# What is being asked
Below are some entries. Count how many of their lines include "speculative", then give that number only.

# Records provided

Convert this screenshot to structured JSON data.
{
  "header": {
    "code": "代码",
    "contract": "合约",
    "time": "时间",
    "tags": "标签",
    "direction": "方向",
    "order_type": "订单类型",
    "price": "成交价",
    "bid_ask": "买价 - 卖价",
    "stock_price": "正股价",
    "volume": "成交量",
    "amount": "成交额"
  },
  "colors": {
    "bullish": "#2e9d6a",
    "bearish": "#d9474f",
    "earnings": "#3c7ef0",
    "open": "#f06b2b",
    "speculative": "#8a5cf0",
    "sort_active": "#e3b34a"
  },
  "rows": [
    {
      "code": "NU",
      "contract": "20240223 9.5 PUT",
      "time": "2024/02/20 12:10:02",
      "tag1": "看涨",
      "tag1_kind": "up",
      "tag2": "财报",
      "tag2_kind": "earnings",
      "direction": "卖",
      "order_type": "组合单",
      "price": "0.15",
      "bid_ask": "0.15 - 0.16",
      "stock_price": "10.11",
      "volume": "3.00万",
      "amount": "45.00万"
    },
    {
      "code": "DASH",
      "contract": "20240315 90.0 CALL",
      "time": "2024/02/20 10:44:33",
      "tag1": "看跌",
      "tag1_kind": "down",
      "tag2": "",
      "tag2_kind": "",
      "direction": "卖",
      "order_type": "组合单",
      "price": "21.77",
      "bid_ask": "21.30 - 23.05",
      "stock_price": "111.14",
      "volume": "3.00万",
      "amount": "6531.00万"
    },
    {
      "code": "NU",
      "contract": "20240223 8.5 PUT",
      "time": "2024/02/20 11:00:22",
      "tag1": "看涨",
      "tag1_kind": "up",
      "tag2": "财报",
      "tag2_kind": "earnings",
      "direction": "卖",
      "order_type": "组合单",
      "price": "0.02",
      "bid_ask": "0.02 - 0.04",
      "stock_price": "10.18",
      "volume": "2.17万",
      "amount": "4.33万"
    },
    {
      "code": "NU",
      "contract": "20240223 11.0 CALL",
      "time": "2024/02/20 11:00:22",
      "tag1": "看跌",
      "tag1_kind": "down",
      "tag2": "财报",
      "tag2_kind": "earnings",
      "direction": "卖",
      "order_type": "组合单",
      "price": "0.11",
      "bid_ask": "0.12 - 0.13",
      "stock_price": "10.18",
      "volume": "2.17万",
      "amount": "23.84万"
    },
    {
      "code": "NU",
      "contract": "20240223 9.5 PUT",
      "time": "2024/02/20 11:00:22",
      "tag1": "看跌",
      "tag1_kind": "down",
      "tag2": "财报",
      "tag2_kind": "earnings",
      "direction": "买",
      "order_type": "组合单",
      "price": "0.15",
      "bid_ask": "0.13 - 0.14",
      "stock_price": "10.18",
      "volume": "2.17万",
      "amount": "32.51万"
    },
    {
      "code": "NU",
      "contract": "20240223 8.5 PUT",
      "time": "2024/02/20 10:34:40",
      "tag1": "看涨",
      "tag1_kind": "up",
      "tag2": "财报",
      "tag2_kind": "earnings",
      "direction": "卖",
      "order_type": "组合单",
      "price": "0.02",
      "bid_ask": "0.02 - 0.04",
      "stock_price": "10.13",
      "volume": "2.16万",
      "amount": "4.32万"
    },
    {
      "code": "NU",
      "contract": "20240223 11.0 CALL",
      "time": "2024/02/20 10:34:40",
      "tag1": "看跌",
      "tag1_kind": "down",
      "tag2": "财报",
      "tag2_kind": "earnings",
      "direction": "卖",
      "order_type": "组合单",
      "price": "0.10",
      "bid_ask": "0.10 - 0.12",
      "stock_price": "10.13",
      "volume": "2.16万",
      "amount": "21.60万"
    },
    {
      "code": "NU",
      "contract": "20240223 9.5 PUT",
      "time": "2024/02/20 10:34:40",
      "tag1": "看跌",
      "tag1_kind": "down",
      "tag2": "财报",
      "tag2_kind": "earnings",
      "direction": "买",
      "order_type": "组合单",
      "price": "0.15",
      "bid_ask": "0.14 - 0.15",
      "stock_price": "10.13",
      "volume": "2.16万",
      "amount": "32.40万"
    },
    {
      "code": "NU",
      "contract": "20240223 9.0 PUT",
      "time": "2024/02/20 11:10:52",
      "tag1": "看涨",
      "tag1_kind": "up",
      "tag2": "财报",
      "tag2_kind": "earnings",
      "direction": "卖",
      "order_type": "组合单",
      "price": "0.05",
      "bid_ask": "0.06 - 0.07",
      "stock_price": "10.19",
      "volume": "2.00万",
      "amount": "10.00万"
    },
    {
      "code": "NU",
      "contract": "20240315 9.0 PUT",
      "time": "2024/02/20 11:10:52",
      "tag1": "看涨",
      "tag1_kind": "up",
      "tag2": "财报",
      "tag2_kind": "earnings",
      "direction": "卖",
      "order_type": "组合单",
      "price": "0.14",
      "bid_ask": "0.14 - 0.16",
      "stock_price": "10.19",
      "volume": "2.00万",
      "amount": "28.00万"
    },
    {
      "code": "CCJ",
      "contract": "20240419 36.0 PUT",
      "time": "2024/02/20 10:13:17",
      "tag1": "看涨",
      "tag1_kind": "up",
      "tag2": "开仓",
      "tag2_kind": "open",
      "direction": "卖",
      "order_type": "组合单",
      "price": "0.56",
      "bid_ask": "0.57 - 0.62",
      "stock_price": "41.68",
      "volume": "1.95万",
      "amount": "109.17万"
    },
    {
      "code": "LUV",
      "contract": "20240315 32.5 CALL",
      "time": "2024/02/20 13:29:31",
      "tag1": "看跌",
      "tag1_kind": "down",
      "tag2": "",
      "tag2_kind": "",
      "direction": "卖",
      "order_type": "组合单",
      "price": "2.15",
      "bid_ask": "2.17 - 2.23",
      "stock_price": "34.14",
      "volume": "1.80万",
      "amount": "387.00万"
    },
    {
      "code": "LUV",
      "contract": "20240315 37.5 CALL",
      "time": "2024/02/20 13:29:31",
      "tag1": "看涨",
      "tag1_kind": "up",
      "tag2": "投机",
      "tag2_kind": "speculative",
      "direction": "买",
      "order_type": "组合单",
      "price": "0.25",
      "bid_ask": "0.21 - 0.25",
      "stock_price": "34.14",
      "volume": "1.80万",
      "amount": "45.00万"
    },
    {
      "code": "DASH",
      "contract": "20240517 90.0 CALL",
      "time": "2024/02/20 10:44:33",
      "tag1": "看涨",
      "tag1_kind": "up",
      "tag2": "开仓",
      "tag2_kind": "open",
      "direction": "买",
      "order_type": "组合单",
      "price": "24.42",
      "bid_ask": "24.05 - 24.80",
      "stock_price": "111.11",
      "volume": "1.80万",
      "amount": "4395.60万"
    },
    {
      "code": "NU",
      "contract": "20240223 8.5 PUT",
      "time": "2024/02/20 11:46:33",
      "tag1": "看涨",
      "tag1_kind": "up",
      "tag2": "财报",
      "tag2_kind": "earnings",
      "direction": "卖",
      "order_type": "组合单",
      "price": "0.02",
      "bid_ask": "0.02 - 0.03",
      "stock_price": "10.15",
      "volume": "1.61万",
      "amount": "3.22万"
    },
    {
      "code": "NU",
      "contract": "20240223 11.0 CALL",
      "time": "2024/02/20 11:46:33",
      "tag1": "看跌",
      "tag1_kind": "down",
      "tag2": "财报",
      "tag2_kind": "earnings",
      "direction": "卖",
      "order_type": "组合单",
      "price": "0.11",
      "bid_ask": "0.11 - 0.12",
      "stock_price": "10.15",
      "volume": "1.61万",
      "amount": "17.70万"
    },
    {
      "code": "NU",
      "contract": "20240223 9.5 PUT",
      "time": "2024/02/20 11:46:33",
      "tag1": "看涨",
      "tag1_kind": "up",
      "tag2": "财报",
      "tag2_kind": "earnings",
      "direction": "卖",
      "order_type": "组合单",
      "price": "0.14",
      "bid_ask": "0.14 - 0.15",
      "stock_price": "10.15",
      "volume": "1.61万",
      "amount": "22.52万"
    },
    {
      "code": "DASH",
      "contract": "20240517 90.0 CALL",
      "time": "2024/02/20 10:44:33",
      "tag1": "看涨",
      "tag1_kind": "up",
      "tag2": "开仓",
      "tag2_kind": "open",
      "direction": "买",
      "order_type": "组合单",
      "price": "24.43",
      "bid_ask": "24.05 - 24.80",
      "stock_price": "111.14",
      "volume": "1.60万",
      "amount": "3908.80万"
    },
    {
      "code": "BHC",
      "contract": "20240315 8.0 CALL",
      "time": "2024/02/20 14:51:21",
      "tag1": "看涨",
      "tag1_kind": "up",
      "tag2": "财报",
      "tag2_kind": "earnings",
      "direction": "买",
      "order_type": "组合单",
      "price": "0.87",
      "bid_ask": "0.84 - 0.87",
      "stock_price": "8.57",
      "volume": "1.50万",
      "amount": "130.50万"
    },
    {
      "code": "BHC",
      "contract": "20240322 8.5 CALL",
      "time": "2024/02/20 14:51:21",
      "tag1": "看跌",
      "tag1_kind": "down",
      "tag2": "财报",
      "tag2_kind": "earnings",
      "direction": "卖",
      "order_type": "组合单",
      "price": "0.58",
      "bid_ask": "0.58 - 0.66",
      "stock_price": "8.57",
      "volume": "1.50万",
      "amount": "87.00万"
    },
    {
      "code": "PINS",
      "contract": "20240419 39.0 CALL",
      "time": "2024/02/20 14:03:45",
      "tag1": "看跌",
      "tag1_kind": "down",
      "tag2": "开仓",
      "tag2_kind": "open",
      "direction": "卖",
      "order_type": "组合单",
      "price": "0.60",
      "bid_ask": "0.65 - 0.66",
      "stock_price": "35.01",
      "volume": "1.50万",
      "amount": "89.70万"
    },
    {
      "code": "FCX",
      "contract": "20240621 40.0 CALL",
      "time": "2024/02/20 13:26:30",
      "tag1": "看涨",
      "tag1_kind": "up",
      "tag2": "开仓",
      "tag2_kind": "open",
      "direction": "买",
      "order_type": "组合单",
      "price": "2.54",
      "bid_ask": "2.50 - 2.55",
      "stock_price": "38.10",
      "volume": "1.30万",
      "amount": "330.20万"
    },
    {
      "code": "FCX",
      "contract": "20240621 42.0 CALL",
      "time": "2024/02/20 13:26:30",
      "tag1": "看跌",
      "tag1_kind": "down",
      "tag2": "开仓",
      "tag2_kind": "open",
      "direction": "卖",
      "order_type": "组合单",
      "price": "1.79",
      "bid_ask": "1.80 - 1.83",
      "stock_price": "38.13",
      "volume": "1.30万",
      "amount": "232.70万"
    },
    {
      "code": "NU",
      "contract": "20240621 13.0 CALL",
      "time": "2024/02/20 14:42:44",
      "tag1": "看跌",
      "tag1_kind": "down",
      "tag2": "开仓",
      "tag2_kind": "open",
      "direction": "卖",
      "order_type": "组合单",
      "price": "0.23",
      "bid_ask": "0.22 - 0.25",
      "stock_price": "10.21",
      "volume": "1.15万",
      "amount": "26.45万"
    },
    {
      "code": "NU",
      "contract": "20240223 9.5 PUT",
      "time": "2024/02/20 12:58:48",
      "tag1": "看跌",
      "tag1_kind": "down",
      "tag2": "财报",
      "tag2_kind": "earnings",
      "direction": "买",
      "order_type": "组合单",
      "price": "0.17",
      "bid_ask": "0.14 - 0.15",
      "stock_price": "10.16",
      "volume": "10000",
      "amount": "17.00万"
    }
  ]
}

# Expected answer
2